Copy out the data below as written; omit any images.

Data section Start Marker

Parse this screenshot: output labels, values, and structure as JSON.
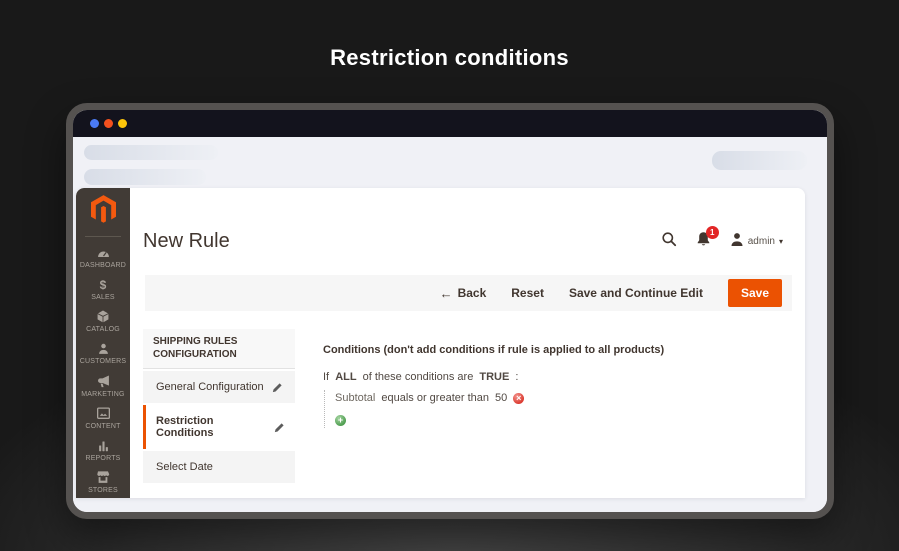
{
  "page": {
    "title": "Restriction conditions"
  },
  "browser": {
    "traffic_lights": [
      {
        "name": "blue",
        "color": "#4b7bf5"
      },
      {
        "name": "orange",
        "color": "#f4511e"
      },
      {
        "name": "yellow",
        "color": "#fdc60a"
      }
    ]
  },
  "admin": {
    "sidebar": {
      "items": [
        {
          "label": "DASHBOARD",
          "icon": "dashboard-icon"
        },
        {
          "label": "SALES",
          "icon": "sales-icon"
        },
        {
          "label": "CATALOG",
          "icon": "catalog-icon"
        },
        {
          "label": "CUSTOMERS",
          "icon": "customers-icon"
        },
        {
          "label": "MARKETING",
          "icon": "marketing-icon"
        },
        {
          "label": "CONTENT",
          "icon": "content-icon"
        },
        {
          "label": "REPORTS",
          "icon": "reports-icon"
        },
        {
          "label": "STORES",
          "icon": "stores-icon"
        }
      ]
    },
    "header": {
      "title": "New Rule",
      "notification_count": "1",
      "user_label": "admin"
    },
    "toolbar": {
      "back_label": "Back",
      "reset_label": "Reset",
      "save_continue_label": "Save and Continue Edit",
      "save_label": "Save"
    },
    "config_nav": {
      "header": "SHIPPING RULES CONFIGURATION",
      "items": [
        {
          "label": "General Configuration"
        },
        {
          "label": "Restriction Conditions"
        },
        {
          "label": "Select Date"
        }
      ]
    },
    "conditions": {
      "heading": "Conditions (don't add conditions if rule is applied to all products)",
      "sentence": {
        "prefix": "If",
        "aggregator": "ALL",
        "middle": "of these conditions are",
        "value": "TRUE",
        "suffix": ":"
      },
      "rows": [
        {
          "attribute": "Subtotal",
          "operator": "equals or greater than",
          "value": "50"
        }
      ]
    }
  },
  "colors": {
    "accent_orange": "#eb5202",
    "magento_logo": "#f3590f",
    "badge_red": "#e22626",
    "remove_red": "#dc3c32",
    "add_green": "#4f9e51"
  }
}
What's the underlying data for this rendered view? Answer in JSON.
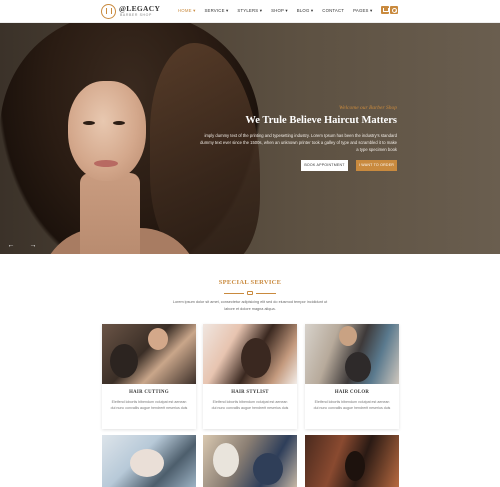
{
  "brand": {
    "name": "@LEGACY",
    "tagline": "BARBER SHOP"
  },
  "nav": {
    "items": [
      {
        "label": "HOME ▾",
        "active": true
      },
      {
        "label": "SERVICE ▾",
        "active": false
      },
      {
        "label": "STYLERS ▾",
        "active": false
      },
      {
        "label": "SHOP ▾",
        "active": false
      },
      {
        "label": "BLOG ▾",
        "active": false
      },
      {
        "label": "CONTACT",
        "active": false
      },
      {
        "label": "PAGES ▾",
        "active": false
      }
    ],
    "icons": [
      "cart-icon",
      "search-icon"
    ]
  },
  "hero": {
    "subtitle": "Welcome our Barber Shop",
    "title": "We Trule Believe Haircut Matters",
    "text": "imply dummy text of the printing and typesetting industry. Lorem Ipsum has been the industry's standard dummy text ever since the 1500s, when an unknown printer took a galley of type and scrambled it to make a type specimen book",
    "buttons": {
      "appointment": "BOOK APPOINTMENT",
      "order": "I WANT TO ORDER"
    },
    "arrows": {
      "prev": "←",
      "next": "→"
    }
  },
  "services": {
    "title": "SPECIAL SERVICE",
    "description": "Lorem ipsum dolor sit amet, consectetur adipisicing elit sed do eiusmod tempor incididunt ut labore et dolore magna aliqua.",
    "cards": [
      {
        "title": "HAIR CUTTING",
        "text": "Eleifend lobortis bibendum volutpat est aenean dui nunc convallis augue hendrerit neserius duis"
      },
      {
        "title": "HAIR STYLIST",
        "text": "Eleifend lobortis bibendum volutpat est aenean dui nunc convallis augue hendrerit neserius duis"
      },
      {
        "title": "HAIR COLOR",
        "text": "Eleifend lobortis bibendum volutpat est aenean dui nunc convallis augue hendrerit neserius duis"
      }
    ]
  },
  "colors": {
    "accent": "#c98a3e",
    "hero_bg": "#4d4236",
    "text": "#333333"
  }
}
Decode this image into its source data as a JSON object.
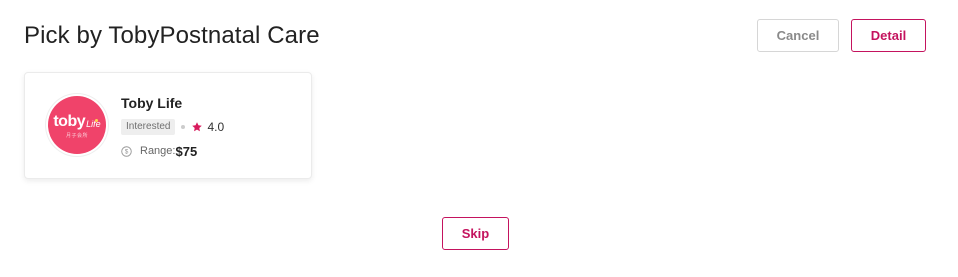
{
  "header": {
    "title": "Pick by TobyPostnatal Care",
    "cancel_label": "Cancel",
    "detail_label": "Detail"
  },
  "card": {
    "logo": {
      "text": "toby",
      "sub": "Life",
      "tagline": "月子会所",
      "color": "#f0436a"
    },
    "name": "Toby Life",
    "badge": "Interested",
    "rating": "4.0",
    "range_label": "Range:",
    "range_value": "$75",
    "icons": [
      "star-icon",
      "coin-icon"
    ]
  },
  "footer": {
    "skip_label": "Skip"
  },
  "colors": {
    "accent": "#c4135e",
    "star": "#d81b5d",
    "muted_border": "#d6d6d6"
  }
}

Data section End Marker

* **Result for this exercise**
Parse this screenshot: output labels, values, and structure as JSON.
{
  "page": {
    "title": "Restriction conditions"
  },
  "browser": {
    "traffic_lights": [
      {
        "name": "blue",
        "color": "#4b7bf5"
      },
      {
        "name": "orange",
        "color": "#f4511e"
      },
      {
        "name": "yellow",
        "color": "#fdc60a"
      }
    ]
  },
  "admin": {
    "sidebar": {
      "items": [
        {
          "label": "DASHBOARD",
          "icon": "dashboard-icon"
        },
        {
          "label": "SALES",
          "icon": "sales-icon"
        },
        {
          "label": "CATALOG",
          "icon": "catalog-icon"
        },
        {
          "label": "CUSTOMERS",
          "icon": "customers-icon"
        },
        {
          "label": "MARKETING",
          "icon": "marketing-icon"
        },
        {
          "label": "CONTENT",
          "icon": "content-icon"
        },
        {
          "label": "REPORTS",
          "icon": "reports-icon"
        },
        {
          "label": "STORES",
          "icon": "stores-icon"
        }
      ]
    },
    "header": {
      "title": "New Rule",
      "notification_count": "1",
      "user_label": "admin"
    },
    "toolbar": {
      "back_label": "Back",
      "reset_label": "Reset",
      "save_continue_label": "Save and Continue Edit",
      "save_label": "Save"
    },
    "config_nav": {
      "header": "SHIPPING RULES CONFIGURATION",
      "items": [
        {
          "label": "General Configuration"
        },
        {
          "label": "Restriction Conditions"
        },
        {
          "label": "Select Date"
        }
      ]
    },
    "conditions": {
      "heading": "Conditions (don't add conditions if rule is applied to all products)",
      "sentence": {
        "prefix": "If",
        "aggregator": "ALL",
        "middle": "of these conditions are",
        "value": "TRUE",
        "suffix": ":"
      },
      "rows": [
        {
          "attribute": "Subtotal",
          "operator": "equals or greater than",
          "value": "50"
        }
      ]
    }
  },
  "colors": {
    "accent_orange": "#eb5202",
    "magento_logo": "#f3590f",
    "badge_red": "#e22626",
    "remove_red": "#dc3c32",
    "add_green": "#4f9e51"
  }
}
What's the underlying data for this rendered view? Answer in JSON.
{
  "brand": {
    "name": "@LEGACY",
    "tagline": "BARBER SHOP"
  },
  "nav": {
    "items": [
      {
        "label": "HOME ▾",
        "active": true
      },
      {
        "label": "SERVICE ▾",
        "active": false
      },
      {
        "label": "STYLERS ▾",
        "active": false
      },
      {
        "label": "SHOP ▾",
        "active": false
      },
      {
        "label": "BLOG ▾",
        "active": false
      },
      {
        "label": "CONTACT",
        "active": false
      },
      {
        "label": "PAGES ▾",
        "active": false
      }
    ],
    "icons": [
      "cart-icon",
      "search-icon"
    ]
  },
  "hero": {
    "subtitle": "Welcome our Barber Shop",
    "title": "We Trule Believe Haircut Matters",
    "text": "imply dummy text of the printing and typesetting industry. Lorem Ipsum has been the industry's standard dummy text ever since the 1500s, when an unknown printer took a galley of type and scrambled it to make a type specimen book",
    "buttons": {
      "appointment": "BOOK APPOINTMENT",
      "order": "I WANT TO ORDER"
    },
    "arrows": {
      "prev": "←",
      "next": "→"
    }
  },
  "services": {
    "title": "SPECIAL SERVICE",
    "description": "Lorem ipsum dolor sit amet, consectetur adipisicing elit sed do eiusmod tempor incididunt ut labore et dolore magna aliqua.",
    "cards": [
      {
        "title": "HAIR CUTTING",
        "text": "Eleifend lobortis bibendum volutpat est aenean dui nunc convallis augue hendrerit neserius duis"
      },
      {
        "title": "HAIR STYLIST",
        "text": "Eleifend lobortis bibendum volutpat est aenean dui nunc convallis augue hendrerit neserius duis"
      },
      {
        "title": "HAIR COLOR",
        "text": "Eleifend lobortis bibendum volutpat est aenean dui nunc convallis augue hendrerit neserius duis"
      }
    ]
  },
  "colors": {
    "accent": "#c98a3e",
    "hero_bg": "#4d4236",
    "text": "#333333"
  }
}
Decode this image into its source data as a JSON object.
{
  "header": {
    "title": "Pick by TobyPostnatal Care",
    "cancel_label": "Cancel",
    "detail_label": "Detail"
  },
  "card": {
    "logo": {
      "text": "toby",
      "sub": "Life",
      "tagline": "月子会所",
      "color": "#f0436a"
    },
    "name": "Toby Life",
    "badge": "Interested",
    "rating": "4.0",
    "range_label": "Range:",
    "range_value": "$75",
    "icons": [
      "star-icon",
      "coin-icon"
    ]
  },
  "footer": {
    "skip_label": "Skip"
  },
  "colors": {
    "accent": "#c4135e",
    "star": "#d81b5d",
    "muted_border": "#d6d6d6"
  }
}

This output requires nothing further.